Steven Pinker should be given a weekly column in the New York Times to write about the foibles of language pedants and why they're usually wrong, for two major reasons:


1) He's good at it.

2) It would occupy his time so that he'd have less of it for pushing badly researched, half-baked, but wholly sexist evo psych theories about Why Women Suck And Are Stupid, theories which perversely end up arguing the case that Steven Pinker Sucks And Is Stupid. Which isn't true, as long as he sticks to what he knows, which is language.

His recent column in the Times is why I think he should get this regular column. (Hat tip to Darcy for emailing the link.) He tackles the "split infinitive" myth and suggests that pedantry and not politics is why Justice Roberts flubbed the oath of office, which is written as "to faithfully execute" instead of "to execute faithfully". Which means that if the Constitution had blog comments, the Founders would have been besieged with grumpy complaints about how kids these days can't write a grammatical sentence.

To the grammar nazis out there, consider this: John Roberts is a grammar nazi/language pedant of the highest order.

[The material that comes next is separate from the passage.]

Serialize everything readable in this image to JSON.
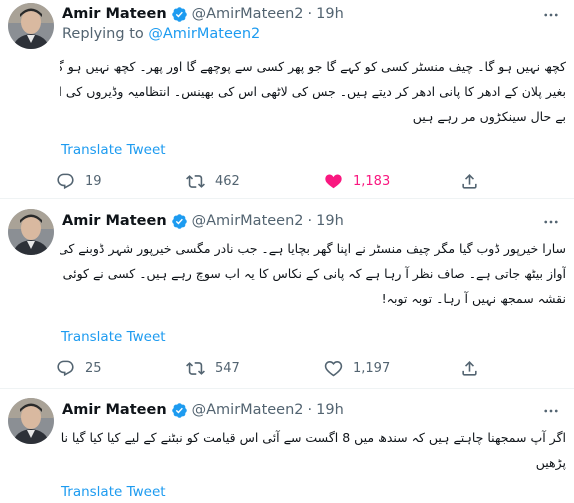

It's part of Robert's larger loathing of the earthiness of humanity and of other expressions of that humanity such as relaxing, having a genuine smile, and sleeping in a bed with your spouse instead of in a cryogenic tank designed to keep you alive until you're 160 years old. Witness the horrors of raw right wing authoritarianism:

In his legal opinions, Chief Justice Roberts has altered quotations to conform to his notions of grammaticality, as when he excised the “ain’t” from Bob Dylan’s line “When you ain’t got nothing, you got nothing to lose.”

Is there enough material like this to justify a weekly column? I think so. Our language is changing fast to reflect a fast-moving world, which means that the language pedants who prefer to keep language in a crystallized form that never really existed (including unsplit infinitives and everything!) have more reasons to have minor aneurysms on an hourly basis. I could see so many Pinker columns, including one praising the efficiency of text messaging grammar, one defending new coinages stemming from the internet, and maybe even one suggesting that our language would be better off if you could use the word "ain't" as a contraction for "am not".